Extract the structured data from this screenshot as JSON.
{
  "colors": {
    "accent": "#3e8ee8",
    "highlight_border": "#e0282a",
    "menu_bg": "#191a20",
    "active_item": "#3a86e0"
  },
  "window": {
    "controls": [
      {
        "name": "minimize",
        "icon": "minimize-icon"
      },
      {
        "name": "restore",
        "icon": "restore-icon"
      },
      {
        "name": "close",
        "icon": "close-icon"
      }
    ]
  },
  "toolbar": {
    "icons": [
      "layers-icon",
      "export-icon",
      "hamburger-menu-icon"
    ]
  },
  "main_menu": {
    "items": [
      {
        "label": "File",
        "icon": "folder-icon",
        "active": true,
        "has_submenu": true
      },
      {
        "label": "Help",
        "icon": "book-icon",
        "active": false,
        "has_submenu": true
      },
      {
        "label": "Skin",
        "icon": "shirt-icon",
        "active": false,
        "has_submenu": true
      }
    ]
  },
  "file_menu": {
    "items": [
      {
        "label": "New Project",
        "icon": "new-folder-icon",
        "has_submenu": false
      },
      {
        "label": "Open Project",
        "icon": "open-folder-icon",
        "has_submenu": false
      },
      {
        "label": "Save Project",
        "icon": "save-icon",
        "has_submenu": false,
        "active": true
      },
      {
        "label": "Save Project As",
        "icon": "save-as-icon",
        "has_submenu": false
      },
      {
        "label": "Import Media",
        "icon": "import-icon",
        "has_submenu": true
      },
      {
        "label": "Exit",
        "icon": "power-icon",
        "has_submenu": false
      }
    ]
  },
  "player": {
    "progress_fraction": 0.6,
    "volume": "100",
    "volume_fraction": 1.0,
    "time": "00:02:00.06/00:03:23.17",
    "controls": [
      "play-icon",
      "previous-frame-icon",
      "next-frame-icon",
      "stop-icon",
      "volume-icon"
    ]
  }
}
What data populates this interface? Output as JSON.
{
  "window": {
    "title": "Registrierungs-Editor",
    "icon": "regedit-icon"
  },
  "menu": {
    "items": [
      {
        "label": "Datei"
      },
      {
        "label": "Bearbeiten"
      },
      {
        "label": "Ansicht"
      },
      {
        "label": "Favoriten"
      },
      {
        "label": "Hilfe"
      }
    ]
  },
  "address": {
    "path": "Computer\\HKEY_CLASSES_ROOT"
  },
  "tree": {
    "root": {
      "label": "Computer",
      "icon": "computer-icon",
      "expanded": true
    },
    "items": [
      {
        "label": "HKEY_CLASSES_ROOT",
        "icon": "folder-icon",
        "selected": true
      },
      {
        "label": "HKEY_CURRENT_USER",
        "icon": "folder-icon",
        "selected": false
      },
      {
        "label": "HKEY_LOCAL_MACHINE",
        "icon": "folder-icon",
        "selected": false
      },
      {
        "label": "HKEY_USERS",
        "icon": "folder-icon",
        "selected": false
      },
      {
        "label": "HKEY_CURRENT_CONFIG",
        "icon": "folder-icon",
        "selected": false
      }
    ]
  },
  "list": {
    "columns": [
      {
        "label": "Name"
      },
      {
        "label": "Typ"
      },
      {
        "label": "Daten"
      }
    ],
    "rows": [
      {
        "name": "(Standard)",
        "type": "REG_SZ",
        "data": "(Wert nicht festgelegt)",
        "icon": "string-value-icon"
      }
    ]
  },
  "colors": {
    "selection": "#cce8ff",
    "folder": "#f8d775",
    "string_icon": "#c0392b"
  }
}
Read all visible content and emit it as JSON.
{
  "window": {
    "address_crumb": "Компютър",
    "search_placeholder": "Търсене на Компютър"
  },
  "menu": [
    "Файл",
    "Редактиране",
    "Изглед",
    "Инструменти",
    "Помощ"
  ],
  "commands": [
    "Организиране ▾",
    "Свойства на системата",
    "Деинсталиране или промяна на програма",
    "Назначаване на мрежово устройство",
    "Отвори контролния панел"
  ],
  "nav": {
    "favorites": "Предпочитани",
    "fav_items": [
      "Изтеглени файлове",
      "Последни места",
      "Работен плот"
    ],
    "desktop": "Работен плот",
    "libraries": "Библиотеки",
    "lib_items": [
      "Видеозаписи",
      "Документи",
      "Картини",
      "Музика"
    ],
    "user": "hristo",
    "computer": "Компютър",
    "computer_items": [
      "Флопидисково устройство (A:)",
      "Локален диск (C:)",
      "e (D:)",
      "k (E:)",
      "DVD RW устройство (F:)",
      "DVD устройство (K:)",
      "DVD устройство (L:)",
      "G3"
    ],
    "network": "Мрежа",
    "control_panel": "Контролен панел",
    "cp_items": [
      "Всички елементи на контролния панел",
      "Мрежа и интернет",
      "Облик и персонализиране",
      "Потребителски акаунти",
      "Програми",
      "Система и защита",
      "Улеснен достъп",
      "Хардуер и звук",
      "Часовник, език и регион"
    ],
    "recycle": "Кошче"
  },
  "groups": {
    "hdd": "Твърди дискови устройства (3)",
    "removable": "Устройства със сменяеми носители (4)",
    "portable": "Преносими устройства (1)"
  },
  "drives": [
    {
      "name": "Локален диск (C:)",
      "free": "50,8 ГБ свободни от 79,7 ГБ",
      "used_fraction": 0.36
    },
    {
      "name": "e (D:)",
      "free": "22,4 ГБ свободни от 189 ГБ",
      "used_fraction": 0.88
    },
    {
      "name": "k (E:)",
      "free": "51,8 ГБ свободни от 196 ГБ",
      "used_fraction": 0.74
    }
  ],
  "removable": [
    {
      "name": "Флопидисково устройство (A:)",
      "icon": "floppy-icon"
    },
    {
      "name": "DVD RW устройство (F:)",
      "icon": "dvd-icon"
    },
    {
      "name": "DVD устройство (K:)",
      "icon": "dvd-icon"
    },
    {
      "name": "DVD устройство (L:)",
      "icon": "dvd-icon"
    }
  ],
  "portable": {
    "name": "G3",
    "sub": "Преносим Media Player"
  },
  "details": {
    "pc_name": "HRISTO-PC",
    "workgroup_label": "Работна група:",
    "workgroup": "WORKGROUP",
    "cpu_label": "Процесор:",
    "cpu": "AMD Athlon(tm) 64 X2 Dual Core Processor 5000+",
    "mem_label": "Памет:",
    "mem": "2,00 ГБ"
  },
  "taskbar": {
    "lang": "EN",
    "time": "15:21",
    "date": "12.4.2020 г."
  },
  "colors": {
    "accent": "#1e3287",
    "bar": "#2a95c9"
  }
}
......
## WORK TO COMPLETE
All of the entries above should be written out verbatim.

## WRITTEN RESPONSE
Extract the structured data from this screenshot as JSON.
{
  "colors": {
    "accent": "#3e8ee8",
    "highlight_border": "#e0282a",
    "menu_bg": "#191a20",
    "active_item": "#3a86e0"
  },
  "window": {
    "controls": [
      {
        "name": "minimize",
        "icon": "minimize-icon"
      },
      {
        "name": "restore",
        "icon": "restore-icon"
      },
      {
        "name": "close",
        "icon": "close-icon"
      }
    ]
  },
  "toolbar": {
    "icons": [
      "layers-icon",
      "export-icon",
      "hamburger-menu-icon"
    ]
  },
  "main_menu": {
    "items": [
      {
        "label": "File",
        "icon": "folder-icon",
        "active": true,
        "has_submenu": true
      },
      {
        "label": "Help",
        "icon": "book-icon",
        "active": false,
        "has_submenu": true
      },
      {
        "label": "Skin",
        "icon": "shirt-icon",
        "active": false,
        "has_submenu": true
      }
    ]
  },
  "file_menu": {
    "items": [
      {
        "label": "New Project",
        "icon": "new-folder-icon",
        "has_submenu": false
      },
      {
        "label": "Open Project",
        "icon": "open-folder-icon",
        "has_submenu": false
      },
      {
        "label": "Save Project",
        "icon": "save-icon",
        "has_submenu": false,
        "active": true
      },
      {
        "label": "Save Project As",
        "icon": "save-as-icon",
        "has_submenu": false
      },
      {
        "label": "Import Media",
        "icon": "import-icon",
        "has_submenu": true
      },
      {
        "label": "Exit",
        "icon": "power-icon",
        "has_submenu": false
      }
    ]
  },
  "player": {
    "progress_fraction": 0.6,
    "volume": "100",
    "volume_fraction": 1.0,
    "time": "00:02:00.06/00:03:23.17",
    "controls": [
      "play-icon",
      "previous-frame-icon",
      "next-frame-icon",
      "stop-icon",
      "volume-icon"
    ]
  }
}
What data populates this interface? Output as JSON.
{
  "window": {
    "title": "Registrierungs-Editor",
    "icon": "regedit-icon"
  },
  "menu": {
    "items": [
      {
        "label": "Datei"
      },
      {
        "label": "Bearbeiten"
      },
      {
        "label": "Ansicht"
      },
      {
        "label": "Favoriten"
      },
      {
        "label": "Hilfe"
      }
    ]
  },
  "address": {
    "path": "Computer\\HKEY_CLASSES_ROOT"
  },
  "tree": {
    "root": {
      "label": "Computer",
      "icon": "computer-icon",
      "expanded": true
    },
    "items": [
      {
        "label": "HKEY_CLASSES_ROOT",
        "icon": "folder-icon",
        "selected": true
      },
      {
        "label": "HKEY_CURRENT_USER",
        "icon": "folder-icon",
        "selected": false
      },
      {
        "label": "HKEY_LOCAL_MACHINE",
        "icon": "folder-icon",
        "selected": false
      },
      {
        "label": "HKEY_USERS",
        "icon": "folder-icon",
        "selected": false
      },
      {
        "label": "HKEY_CURRENT_CONFIG",
        "icon": "folder-icon",
        "selected": false
      }
    ]
  },
  "list": {
    "columns": [
      {
        "label": "Name"
      },
      {
        "label": "Typ"
      },
      {
        "label": "Daten"
      }
    ],
    "rows": [
      {
        "name": "(Standard)",
        "type": "REG_SZ",
        "data": "(Wert nicht festgelegt)",
        "icon": "string-value-icon"
      }
    ]
  },
  "colors": {
    "selection": "#cce8ff",
    "folder": "#f8d775",
    "string_icon": "#c0392b"
  }
}
Read all visible content and emit it as JSON.
{
  "window": {
    "address_crumb": "Компютър",
    "search_placeholder": "Търсене на Компютър"
  },
  "menu": [
    "Файл",
    "Редактиране",
    "Изглед",
    "Инструменти",
    "Помощ"
  ],
  "commands": [
    "Организиране ▾",
    "Свойства на системата",
    "Деинсталиране или промяна на програма",
    "Назначаване на мрежово устройство",
    "Отвори контролния панел"
  ],
  "nav": {
    "favorites": "Предпочитани",
    "fav_items": [
      "Изтеглени файлове",
      "Последни места",
      "Работен плот"
    ],
    "desktop": "Работен плот",
    "libraries": "Библиотеки",
    "lib_items": [
      "Видеозаписи",
      "Документи",
      "Картини",
      "Музика"
    ],
    "user": "hristo",
    "computer": "Компютър",
    "computer_items": [
      "Флопидисково устройство (A:)",
      "Локален диск (C:)",
      "e (D:)",
      "k (E:)",
      "DVD RW устройство (F:)",
      "DVD устройство (K:)",
      "DVD устройство (L:)",
      "G3"
    ],
    "network": "Мрежа",
    "control_panel": "Контролен панел",
    "cp_items": [
      "Всички елементи на контролния панел",
      "Мрежа и интернет",
      "Облик и персонализиране",
      "Потребителски акаунти",
      "Програми",
      "Система и защита",
      "Улеснен достъп",
      "Хардуер и звук",
      "Часовник, език и регион"
    ],
    "recycle": "Кошче"
  },
  "groups": {
    "hdd": "Твърди дискови устройства (3)",
    "removable": "Устройства със сменяеми носители (4)",
    "portable": "Преносими устройства (1)"
  },
  "drives": [
    {
      "name": "Локален диск (C:)",
      "free": "50,8 ГБ свободни от 79,7 ГБ",
      "used_fraction": 0.36
    },
    {
      "name": "e (D:)",
      "free": "22,4 ГБ свободни от 189 ГБ",
      "used_fraction": 0.88
    },
    {
      "name": "k (E:)",
      "free": "51,8 ГБ свободни от 196 ГБ",
      "used_fraction": 0.74
    }
  ],
  "removable": [
    {
      "name": "Флопидисково устройство (A:)",
      "icon": "floppy-icon"
    },
    {
      "name": "DVD RW устройство (F:)",
      "icon": "dvd-icon"
    },
    {
      "name": "DVD устройство (K:)",
      "icon": "dvd-icon"
    },
    {
      "name": "DVD устройство (L:)",
      "icon": "dvd-icon"
    }
  ],
  "portable": {
    "name": "G3",
    "sub": "Преносим Media Player"
  },
  "details": {
    "pc_name": "HRISTO-PC",
    "workgroup_label": "Работна група:",
    "workgroup": "WORKGROUP",
    "cpu_label": "Процесор:",
    "cpu": "AMD Athlon(tm) 64 X2 Dual Core Processor 5000+",
    "mem_label": "Памет:",
    "mem": "2,00 ГБ"
  },
  "taskbar": {
    "lang": "EN",
    "time": "15:21",
    "date": "12.4.2020 г."
  },
  "colors": {
    "accent": "#1e3287",
    "bar": "#2a95c9"
  }
}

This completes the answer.